So, you want to start a recruiting firm that has skin in the game from the start? You want to build a staffing agency that attracts top talent and clients across a variety of industries, or just hits it out of the park in one niche industry? You want to hit the ground running, and take on the big staffing companies with your personal touch, right?
Well, you’ll first need the define your target market, settle on a strategic location for your sector determine start-up costs (which are higher than many other industries), create a marketing plan, and get to work finding job candidates for your own business.
The successful start of a recruiting firm – as well as any business – involves a solid business plan, a solid understanding of sound recruitment practices and techniques, and knowledge of laws about licensing, hiring and taxes. It also helps to have a marketing plan for client sourcing.
Here are several key steps you can take to make sure your recruiting firm has a sound foundation and a viable business model:
1. Determine a Business Goal
Recruiting firms (or staffing agencies) often have several interweaving business objectives. In order to create a viable recruiting service, it’s best to begin by defining your business goals within the current marketplace.
Recruiting firms are charged with obtaining qualified applicants for client job placement. Your recruiting firm might target candidates to fill temporary job openings, permanent vacancies or both.

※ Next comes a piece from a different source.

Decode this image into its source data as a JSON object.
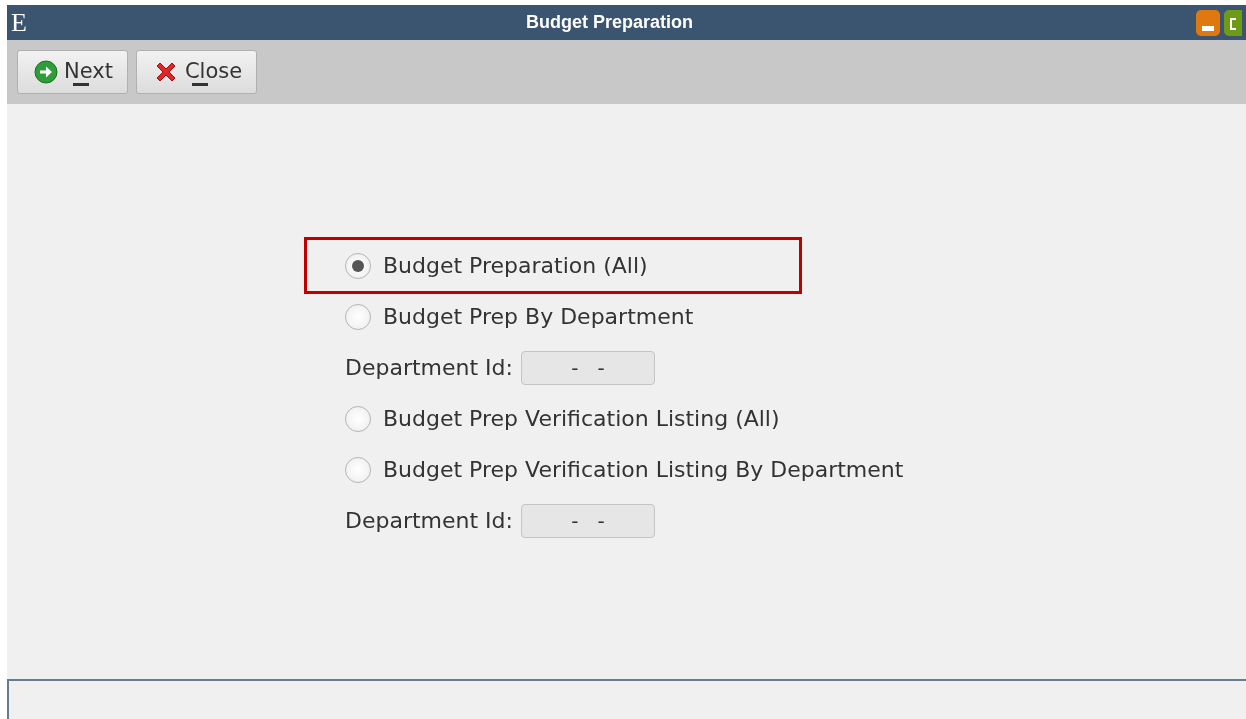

Get a good sense of the labor supply and demand in your region as you hammer out your business plan.
Your staffing firm can source candidates for a large sector, such as “professional and technical.” However, you will gain a business edge by focusing on a specific industry niche within a sector, such as mid-level advertising executives or technical writers and draftsmen for the engineering industry. If you have expertise in one field over another, this may help determine your niche market.

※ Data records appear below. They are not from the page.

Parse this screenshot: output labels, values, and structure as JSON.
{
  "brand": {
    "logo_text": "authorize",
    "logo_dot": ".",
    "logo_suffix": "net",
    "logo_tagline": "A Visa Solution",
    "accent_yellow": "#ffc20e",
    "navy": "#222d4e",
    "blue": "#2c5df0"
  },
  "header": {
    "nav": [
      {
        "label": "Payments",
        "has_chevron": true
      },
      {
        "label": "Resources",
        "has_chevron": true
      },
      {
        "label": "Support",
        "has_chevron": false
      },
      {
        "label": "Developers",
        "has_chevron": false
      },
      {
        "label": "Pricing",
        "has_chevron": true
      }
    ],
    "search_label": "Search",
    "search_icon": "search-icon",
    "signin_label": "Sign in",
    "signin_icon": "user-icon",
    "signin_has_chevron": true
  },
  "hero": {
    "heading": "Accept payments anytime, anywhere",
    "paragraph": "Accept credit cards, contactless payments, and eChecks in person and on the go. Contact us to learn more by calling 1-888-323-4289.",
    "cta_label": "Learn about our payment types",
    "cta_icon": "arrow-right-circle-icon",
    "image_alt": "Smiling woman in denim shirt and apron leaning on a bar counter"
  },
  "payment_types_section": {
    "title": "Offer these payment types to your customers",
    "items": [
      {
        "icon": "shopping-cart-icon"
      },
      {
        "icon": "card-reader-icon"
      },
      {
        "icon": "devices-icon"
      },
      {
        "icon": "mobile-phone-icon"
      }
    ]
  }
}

Dig into your business plan research to determine:
- The precise industry niche you wish to target
- The size of the business you propose

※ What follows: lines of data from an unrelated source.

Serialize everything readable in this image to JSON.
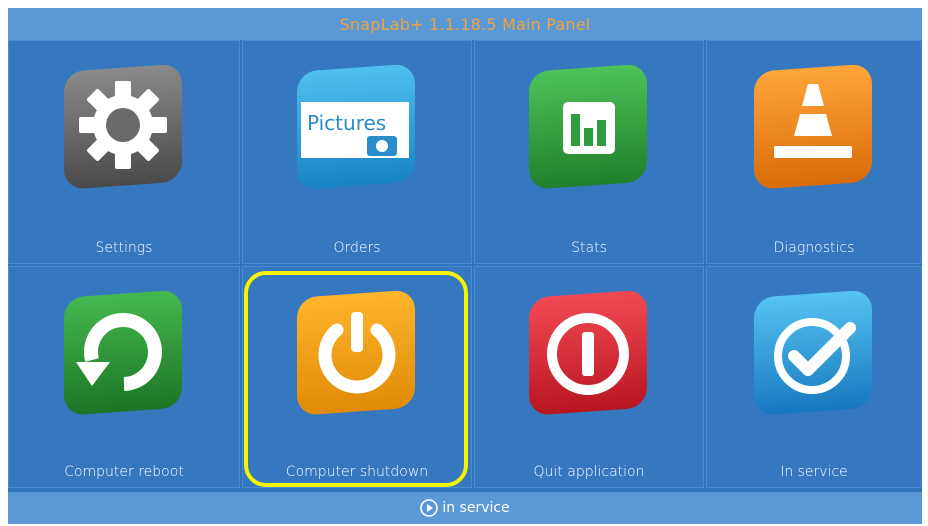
{
  "window": {
    "title": "SnapLab+ 1.1.18.5 Main Panel"
  },
  "tiles": [
    {
      "label": "Settings",
      "icon": "gear-icon",
      "color": "#6b6b6b"
    },
    {
      "label": "Orders",
      "icon": "pictures-folder-icon",
      "color": "#2aa3d8",
      "icon_text": "Pictures"
    },
    {
      "label": "Stats",
      "icon": "bar-chart-icon",
      "color": "#2f9c3f"
    },
    {
      "label": "Diagnostics",
      "icon": "traffic-cone-icon",
      "color": "#f08a1c"
    },
    {
      "label": "Computer reboot",
      "icon": "reboot-arrow-icon",
      "color": "#2f9a35"
    },
    {
      "label": "Computer shutdown",
      "icon": "power-icon",
      "color": "#f2a21a"
    },
    {
      "label": "Quit application",
      "icon": "exit-icon",
      "color": "#e02a36"
    },
    {
      "label": "In service",
      "icon": "checkmark-icon",
      "color": "#2a93d6"
    }
  ],
  "footer": {
    "status": "in service",
    "icon": "play-circle-icon"
  },
  "highlight_color": "#f5f500"
}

- A suitable geographical location for your recruiting firm
2. Determine Economic Feasibility
According to Entrepreneur.com, start-up costs for a recruiting firm can range from $58,000 to $127,000, and you should have a suggested operating capital of between $80,000 to $135,000 in the bank.
The costs for office space rentals, advertising, tax rates and employee pay rates all depend on the city or town in which your business will reside.
Some sectors are more expensive to operate in than others, as well. You can expect to spend more in order for your company to handle more highly-skilled job assignments. You may need to have an enhanced image, which requires a more expensive location, and greater investments in technology and training.
Keep in mind that start-up costs are usually double what you think they are.
Know your industry advantages when you approach a marketing plan for your new recruiting firm. The more clearly you can present the benefits you provide above your competition, the more likely you are to attract clients.
Pretend to be a job seeker and check out competing recruiting agencies. Identify their strengths and weaknesses, determine where recruiting services are lacking, and create a user-friendly explanation of how your services will meet your clients’ needs more successfully.
You can include selling points such as:
- Pre-screened, well vetted employees who are ready to work
- Time and money savings on human resources tasks
- Higher employee satisfaction and reduced employee turnover
The more you can differentiate yourself from the competition, the more your image will improve to prospective clients.
4. Attracting Top Talent
Referrals are the least costly and most effective way to build your candidate list. However, you can also add employee prospects by advertising in traditional media, or online via LinkedIn, and other digital channels.
Advertising will depend upon the industry niche you are targeting, and can vary widely. However, old school methods, such as having business cards handy and handing them to a potential candidate, is also quite effective.
Remember to keep your branding and messaging consistent across all advertising efforts.
At the end of the day, your company’s good reputation will improve candidate quality and attraction, so always maintain the highest professionalism and care when conducting business. And keep those high standards in the minds of your staff, as well.
5. Creating Markups
Recruiting firms make a profit in the markup they add to the price of an employee’s labor, and there’s a huge range for markups in the staffing industry. Although industry markups have slipped in recent years, markup can remain high even in a slumping economy because there aren’t that many qualified applicants to work with. In addition, today’s workplace requires more skills and therefore more training.
Wide markup ranges exist even within the same company. For example, the markup for PDQ Personnel Services in Los Angeles is anywhere from 25 to 75 percent.
To determine the amount of markup you can earn for a particular type of placement, you’ll need to consider all the following factors:
- Amount of competition
- Client relationship
- Industry sector
- Local standards
As you create a business plan, and develop your goals and strategies, it’s important to remember that even a small or mid-sized recruiting firm can in fact compete against the larger staffing companies and services. Namely, because recruiting requires a personal touch, and those larger companies are often slow to update their methods, impersonal, and unresponsive.
If you emphasize the benefits that your services will provide to your clients, and getting started with a healthy business model, your recruiting firm will be on its way to attracting great clients and top job candidates.